Helium-rich samples have been discovered in UK coal seams, prompting speculation not only of a potential new source of the noble gas, but also that its presence might further enable the safe production of shale gas.
Scientists at the University of Edinburgh and the Scottish Universities Environmental Research Centre (SUERC) recently sampled deep methane gas from an exploratory coal bed methane field in central Scotland, and disused coal mines in central England.
To the intrigue and excitement of researchers, high levels of helium gas were found at each site.
The discovery has prompted speculation that, if these natural deposits are present in the right volume, it could open up a new helium play in the UK with large volumes of this valuable – and often hard to source – gas for commercial sale.
Phil Kornbluth, of Kornbluth Helium Consulting and also on the Editorial Advisory Board for gasworld (US Edition), cautioned that based upon initial reports only, it seems unlikely that there would be any implications as a future source of helium.
“Just because helium is detected, does not imply that there are commercial concentrations to be found. In fact, shale gas is never felt to be a potential source of helium, because the shale rock is considered too porous to contain helium,” he explained.
The discovery has also promulgated the possibility that it could boost the production of shale or coal gas in the UK, as it could greatly enhance both the level of safety and, therefore, the public perception of such operations.
It’s thought that the presence of high helium levels could help to safely recover shale gas from underground sites, as any gas leaks from deep underground would be accompanies by a rise in helium levels in the surrounding groundwaters, which could be easily detectable.
Chemical testing for methane leaks at gas extraction sites could also be deployed, the combination of which might go a long way to addressing long held public concerns over perceived contamination risks or other related hazards.
The discovery and its body of research was published in Chemical Geology, and was supported by the Natural Environment Research Council, the Scottish Government, the University of Edinburgh, and SUERC.
Helium, often the subject of a fragile supply chain and period of shortage, has been added to the EU’s Critical Raw Materials List in recent weeks, among materials that are designated as such as risks of supply shortage and their impacts on the region’s economy are higher than those of most of the other raw materials.
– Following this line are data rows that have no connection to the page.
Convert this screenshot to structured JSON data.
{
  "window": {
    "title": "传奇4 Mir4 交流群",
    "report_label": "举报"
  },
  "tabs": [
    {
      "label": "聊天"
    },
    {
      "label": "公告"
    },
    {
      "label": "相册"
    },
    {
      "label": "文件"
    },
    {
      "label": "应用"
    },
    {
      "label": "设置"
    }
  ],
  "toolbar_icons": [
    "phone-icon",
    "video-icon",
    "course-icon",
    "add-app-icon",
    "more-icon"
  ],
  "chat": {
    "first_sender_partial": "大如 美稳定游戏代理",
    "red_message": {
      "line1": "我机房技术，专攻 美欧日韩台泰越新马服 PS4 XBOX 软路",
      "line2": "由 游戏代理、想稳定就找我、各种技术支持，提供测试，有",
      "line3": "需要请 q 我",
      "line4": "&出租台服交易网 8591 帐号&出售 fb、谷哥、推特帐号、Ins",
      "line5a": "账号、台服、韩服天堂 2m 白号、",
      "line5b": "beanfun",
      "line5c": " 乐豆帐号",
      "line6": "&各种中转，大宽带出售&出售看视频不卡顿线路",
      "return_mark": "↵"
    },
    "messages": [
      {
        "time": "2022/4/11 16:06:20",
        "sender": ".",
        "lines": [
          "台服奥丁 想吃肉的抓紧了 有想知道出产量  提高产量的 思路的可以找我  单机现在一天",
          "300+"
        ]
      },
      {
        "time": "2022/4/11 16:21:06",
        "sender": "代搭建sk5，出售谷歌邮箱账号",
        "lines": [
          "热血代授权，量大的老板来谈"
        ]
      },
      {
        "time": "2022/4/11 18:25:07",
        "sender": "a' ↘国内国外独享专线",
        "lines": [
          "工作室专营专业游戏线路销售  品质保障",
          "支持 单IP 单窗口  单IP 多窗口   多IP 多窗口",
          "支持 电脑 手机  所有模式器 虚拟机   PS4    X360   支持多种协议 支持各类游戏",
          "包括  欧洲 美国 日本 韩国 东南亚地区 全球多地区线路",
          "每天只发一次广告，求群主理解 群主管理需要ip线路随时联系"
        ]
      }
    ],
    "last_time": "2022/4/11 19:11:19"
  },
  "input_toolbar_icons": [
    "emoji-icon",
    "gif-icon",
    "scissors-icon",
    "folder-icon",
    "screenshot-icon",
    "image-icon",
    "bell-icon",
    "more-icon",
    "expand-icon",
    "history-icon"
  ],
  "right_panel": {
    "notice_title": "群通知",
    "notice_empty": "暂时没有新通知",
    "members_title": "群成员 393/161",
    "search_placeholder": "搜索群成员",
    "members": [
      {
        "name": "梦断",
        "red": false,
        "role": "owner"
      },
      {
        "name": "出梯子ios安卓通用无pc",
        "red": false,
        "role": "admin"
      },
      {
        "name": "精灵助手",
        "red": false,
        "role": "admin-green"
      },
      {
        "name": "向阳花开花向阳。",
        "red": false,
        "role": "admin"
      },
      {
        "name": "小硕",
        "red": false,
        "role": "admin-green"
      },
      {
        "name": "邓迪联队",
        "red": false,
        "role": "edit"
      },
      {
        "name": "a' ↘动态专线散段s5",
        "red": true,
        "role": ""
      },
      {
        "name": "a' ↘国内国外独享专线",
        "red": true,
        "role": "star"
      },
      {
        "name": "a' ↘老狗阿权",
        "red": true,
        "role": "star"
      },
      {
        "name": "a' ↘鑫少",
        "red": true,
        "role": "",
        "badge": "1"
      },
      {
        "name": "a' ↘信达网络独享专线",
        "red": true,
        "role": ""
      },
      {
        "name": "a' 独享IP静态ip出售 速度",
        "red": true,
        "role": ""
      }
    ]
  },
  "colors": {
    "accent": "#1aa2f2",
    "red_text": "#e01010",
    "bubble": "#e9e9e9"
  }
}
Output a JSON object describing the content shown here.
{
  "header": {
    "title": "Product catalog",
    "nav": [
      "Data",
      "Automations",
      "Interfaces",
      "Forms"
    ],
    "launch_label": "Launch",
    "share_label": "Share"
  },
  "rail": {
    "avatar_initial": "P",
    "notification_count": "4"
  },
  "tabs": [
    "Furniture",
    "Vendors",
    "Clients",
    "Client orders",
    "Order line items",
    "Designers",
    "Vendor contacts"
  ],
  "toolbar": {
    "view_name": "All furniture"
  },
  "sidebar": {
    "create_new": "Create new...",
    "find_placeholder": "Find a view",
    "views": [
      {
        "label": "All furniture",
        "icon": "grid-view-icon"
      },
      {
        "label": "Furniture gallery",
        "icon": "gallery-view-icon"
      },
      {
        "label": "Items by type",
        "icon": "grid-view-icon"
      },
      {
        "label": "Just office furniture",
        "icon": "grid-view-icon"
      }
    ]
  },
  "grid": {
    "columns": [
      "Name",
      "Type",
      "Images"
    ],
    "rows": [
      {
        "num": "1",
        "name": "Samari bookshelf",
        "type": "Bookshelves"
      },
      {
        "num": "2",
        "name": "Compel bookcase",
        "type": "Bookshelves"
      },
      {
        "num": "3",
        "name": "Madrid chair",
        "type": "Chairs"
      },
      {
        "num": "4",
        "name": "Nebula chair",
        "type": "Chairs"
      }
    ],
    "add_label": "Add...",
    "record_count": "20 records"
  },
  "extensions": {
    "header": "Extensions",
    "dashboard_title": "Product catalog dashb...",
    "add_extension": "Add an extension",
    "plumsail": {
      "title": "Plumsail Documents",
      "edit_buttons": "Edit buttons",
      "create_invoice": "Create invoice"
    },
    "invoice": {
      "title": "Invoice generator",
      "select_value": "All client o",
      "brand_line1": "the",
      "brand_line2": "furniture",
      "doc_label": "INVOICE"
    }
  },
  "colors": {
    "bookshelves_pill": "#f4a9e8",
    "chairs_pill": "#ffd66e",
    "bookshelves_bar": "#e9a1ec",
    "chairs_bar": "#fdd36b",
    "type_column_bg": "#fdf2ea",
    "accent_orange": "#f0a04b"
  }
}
It is hoped the list should help incentivise the European production of critical raw materials through enhancing recycling activities and, when necessary, to facilitate the launching of new mining activities. It also allows to better understand how the security of supply of raw materials can be achieved through supply diversification, from different geographical sources via extraction, recycling or substitution.